━━━ Supplied material ━━━

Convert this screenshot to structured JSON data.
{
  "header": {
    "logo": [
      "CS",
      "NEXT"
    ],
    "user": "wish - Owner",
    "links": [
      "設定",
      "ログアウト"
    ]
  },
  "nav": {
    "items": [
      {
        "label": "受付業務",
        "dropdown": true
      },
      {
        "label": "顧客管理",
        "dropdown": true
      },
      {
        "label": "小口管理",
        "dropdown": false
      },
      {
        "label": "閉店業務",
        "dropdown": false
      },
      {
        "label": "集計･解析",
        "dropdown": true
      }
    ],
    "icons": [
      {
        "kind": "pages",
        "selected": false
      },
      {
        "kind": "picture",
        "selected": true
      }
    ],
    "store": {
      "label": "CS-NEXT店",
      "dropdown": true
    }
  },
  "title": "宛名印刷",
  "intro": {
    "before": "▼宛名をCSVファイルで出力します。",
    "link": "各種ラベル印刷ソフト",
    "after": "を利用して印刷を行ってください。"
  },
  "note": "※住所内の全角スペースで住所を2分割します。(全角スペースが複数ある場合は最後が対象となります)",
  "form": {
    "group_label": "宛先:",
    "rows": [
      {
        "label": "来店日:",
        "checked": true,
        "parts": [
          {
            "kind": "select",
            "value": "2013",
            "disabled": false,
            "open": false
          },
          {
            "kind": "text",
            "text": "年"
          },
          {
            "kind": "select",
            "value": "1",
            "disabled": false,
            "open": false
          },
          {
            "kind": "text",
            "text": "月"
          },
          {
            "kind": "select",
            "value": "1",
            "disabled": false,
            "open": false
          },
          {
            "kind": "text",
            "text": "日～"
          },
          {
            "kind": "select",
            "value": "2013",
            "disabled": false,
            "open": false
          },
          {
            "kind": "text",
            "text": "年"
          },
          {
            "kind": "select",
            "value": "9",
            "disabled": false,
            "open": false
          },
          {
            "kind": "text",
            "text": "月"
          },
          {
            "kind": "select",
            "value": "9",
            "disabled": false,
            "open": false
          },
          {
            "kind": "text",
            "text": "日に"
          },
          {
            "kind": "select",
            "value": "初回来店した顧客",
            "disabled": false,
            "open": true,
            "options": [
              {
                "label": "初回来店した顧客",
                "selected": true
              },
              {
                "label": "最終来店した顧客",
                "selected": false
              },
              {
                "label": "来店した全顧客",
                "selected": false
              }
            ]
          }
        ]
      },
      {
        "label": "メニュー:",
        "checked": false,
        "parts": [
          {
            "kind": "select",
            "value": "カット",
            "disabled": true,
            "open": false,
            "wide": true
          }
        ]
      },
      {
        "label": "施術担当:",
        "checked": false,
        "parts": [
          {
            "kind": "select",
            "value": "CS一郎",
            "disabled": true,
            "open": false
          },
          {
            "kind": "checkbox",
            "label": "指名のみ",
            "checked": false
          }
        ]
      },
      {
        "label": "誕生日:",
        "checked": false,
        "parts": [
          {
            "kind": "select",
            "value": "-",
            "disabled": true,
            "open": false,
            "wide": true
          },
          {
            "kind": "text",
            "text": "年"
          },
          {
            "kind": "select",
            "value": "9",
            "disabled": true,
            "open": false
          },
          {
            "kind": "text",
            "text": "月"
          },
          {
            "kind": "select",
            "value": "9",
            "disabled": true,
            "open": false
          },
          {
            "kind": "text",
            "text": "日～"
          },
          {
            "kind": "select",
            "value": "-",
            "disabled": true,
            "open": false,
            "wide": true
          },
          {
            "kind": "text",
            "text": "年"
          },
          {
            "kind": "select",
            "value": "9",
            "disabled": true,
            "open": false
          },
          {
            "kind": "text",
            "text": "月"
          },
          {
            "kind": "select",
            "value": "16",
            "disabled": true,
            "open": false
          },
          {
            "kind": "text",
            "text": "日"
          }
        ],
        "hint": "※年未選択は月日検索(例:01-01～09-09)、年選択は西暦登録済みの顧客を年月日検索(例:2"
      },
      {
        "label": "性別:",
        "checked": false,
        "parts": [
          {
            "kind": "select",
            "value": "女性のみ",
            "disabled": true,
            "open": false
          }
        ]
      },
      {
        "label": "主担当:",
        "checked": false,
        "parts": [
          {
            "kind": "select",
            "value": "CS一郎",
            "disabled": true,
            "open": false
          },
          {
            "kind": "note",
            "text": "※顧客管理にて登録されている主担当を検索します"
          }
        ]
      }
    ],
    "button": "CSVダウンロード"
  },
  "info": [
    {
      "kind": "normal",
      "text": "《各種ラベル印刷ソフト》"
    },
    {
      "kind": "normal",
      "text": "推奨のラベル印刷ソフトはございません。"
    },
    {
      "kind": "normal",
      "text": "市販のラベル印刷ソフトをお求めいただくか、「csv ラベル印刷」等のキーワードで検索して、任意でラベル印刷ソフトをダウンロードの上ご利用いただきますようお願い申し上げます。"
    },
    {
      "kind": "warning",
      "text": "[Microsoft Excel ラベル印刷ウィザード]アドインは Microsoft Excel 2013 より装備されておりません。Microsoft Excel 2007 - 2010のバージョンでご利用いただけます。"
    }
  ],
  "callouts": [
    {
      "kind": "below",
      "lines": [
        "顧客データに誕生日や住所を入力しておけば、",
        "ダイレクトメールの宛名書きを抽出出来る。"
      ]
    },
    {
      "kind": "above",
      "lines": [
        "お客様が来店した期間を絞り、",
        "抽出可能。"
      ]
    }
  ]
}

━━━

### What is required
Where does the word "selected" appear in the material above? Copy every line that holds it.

### Response
        "selected": false
        "selected": true
                "selected": true
                "selected": false
                "selected": false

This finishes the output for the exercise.